ABOUT THIS TASK → Print the listing below again. Change nothing.

RECORD EXTRACTS START

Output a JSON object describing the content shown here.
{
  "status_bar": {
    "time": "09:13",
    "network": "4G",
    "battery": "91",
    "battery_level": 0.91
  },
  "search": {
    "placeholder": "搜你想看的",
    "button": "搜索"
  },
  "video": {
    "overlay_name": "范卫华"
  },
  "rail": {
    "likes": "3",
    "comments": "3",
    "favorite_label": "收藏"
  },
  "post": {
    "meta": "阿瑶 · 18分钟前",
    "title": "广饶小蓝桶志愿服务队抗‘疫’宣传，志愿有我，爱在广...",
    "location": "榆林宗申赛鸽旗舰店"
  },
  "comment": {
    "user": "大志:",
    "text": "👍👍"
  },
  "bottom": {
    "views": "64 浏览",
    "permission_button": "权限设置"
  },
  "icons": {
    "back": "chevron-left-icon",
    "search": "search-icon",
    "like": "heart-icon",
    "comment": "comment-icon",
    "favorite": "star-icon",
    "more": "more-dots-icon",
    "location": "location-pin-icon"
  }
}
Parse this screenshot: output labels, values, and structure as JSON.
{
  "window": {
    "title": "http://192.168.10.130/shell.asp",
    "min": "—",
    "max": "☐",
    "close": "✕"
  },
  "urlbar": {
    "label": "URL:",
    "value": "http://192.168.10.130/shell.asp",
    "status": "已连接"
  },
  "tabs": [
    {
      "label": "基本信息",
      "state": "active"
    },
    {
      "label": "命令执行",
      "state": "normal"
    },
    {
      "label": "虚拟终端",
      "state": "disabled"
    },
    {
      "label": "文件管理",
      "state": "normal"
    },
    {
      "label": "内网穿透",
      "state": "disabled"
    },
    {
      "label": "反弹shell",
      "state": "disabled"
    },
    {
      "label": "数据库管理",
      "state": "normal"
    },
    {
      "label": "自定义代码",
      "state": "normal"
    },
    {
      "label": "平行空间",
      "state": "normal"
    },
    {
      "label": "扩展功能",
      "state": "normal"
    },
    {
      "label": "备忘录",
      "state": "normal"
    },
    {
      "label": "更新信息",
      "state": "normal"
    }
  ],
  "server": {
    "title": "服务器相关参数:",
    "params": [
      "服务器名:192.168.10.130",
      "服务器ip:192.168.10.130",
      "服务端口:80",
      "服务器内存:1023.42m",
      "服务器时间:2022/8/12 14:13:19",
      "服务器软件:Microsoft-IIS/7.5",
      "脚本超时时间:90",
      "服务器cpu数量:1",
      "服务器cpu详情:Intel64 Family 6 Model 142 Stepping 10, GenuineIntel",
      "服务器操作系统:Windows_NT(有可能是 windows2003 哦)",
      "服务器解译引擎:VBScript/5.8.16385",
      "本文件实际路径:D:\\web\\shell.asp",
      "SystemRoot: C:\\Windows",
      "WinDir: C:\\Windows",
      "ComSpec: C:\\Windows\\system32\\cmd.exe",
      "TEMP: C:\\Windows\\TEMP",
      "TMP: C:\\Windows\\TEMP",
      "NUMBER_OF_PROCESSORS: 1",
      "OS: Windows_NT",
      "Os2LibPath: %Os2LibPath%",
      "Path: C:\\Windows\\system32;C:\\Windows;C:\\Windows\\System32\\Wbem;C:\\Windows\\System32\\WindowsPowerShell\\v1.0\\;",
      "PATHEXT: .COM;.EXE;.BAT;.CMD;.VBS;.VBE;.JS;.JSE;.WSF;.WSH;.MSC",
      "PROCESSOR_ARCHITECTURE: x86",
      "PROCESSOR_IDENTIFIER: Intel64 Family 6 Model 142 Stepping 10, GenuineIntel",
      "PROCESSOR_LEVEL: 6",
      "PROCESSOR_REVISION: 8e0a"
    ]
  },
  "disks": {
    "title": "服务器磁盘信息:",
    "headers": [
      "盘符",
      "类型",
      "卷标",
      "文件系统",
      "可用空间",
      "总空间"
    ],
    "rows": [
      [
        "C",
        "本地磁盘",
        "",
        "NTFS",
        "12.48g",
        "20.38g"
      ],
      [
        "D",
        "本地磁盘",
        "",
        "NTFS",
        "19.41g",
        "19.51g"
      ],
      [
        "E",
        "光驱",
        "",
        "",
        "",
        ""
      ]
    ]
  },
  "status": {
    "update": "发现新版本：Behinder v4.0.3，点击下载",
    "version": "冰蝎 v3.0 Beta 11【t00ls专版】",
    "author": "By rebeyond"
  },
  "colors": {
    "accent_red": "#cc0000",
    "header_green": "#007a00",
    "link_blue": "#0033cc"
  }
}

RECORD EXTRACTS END

OUTPUT →
Output a JSON object describing the content shown here.
{
  "status_bar": {
    "time": "09:13",
    "network": "4G",
    "battery": "91",
    "battery_level": 0.91
  },
  "search": {
    "placeholder": "搜你想看的",
    "button": "搜索"
  },
  "video": {
    "overlay_name": "范卫华"
  },
  "rail": {
    "likes": "3",
    "comments": "3",
    "favorite_label": "收藏"
  },
  "post": {
    "meta": "阿瑶 · 18分钟前",
    "title": "广饶小蓝桶志愿服务队抗‘疫’宣传，志愿有我，爱在广...",
    "location": "榆林宗申赛鸽旗舰店"
  },
  "comment": {
    "user": "大志:",
    "text": "👍👍"
  },
  "bottom": {
    "views": "64 浏览",
    "permission_button": "权限设置"
  },
  "icons": {
    "back": "chevron-left-icon",
    "search": "search-icon",
    "like": "heart-icon",
    "comment": "comment-icon",
    "favorite": "star-icon",
    "more": "more-dots-icon",
    "location": "location-pin-icon"
  }
}
Parse this screenshot: output labels, values, and structure as JSON.
{
  "window": {
    "title": "http://192.168.10.130/shell.asp",
    "min": "—",
    "max": "☐",
    "close": "✕"
  },
  "urlbar": {
    "label": "URL:",
    "value": "http://192.168.10.130/shell.asp",
    "status": "已连接"
  },
  "tabs": [
    {
      "label": "基本信息",
      "state": "active"
    },
    {
      "label": "命令执行",
      "state": "normal"
    },
    {
      "label": "虚拟终端",
      "state": "disabled"
    },
    {
      "label": "文件管理",
      "state": "normal"
    },
    {
      "label": "内网穿透",
      "state": "disabled"
    },
    {
      "label": "反弹shell",
      "state": "disabled"
    },
    {
      "label": "数据库管理",
      "state": "normal"
    },
    {
      "label": "自定义代码",
      "state": "normal"
    },
    {
      "label": "平行空间",
      "state": "normal"
    },
    {
      "label": "扩展功能",
      "state": "normal"
    },
    {
      "label": "备忘录",
      "state": "normal"
    },
    {
      "label": "更新信息",
      "state": "normal"
    }
  ],
  "server": {
    "title": "服务器相关参数:",
    "params": [
      "服务器名:192.168.10.130",
      "服务器ip:192.168.10.130",
      "服务端口:80",
      "服务器内存:1023.42m",
      "服务器时间:2022/8/12 14:13:19",
      "服务器软件:Microsoft-IIS/7.5",
      "脚本超时时间:90",
      "服务器cpu数量:1",
      "服务器cpu详情:Intel64 Family 6 Model 142 Stepping 10, GenuineIntel",
      "服务器操作系统:Windows_NT(有可能是 windows2003 哦)",
      "服务器解译引擎:VBScript/5.8.16385",
      "本文件实际路径:D:\\web\\shell.asp",
      "SystemRoot: C:\\Windows",
      "WinDir: C:\\Windows",
      "ComSpec: C:\\Windows\\system32\\cmd.exe",
      "TEMP: C:\\Windows\\TEMP",
      "TMP: C:\\Windows\\TEMP",
      "NUMBER_OF_PROCESSORS: 1",
      "OS: Windows_NT",
      "Os2LibPath: %Os2LibPath%",
      "Path: C:\\Windows\\system32;C:\\Windows;C:\\Windows\\System32\\Wbem;C:\\Windows\\System32\\WindowsPowerShell\\v1.0\\;",
      "PATHEXT: .COM;.EXE;.BAT;.CMD;.VBS;.VBE;.JS;.JSE;.WSF;.WSH;.MSC",
      "PROCESSOR_ARCHITECTURE: x86",
      "PROCESSOR_IDENTIFIER: Intel64 Family 6 Model 142 Stepping 10, GenuineIntel",
      "PROCESSOR_LEVEL: 6",
      "PROCESSOR_REVISION: 8e0a"
    ]
  },
  "disks": {
    "title": "服务器磁盘信息:",
    "headers": [
      "盘符",
      "类型",
      "卷标",
      "文件系统",
      "可用空间",
      "总空间"
    ],
    "rows": [
      [
        "C",
        "本地磁盘",
        "",
        "NTFS",
        "12.48g",
        "20.38g"
      ],
      [
        "D",
        "本地磁盘",
        "",
        "NTFS",
        "19.41g",
        "19.51g"
      ],
      [
        "E",
        "光驱",
        "",
        "",
        "",
        ""
      ]
    ]
  },
  "status": {
    "update": "发现新版本：Behinder v4.0.3，点击下载",
    "version": "冰蝎 v3.0 Beta 11【t00ls专版】",
    "author": "By rebeyond"
  },
  "colors": {
    "accent_red": "#cc0000",
    "header_green": "#007a00",
    "link_blue": "#0033cc"
  }
}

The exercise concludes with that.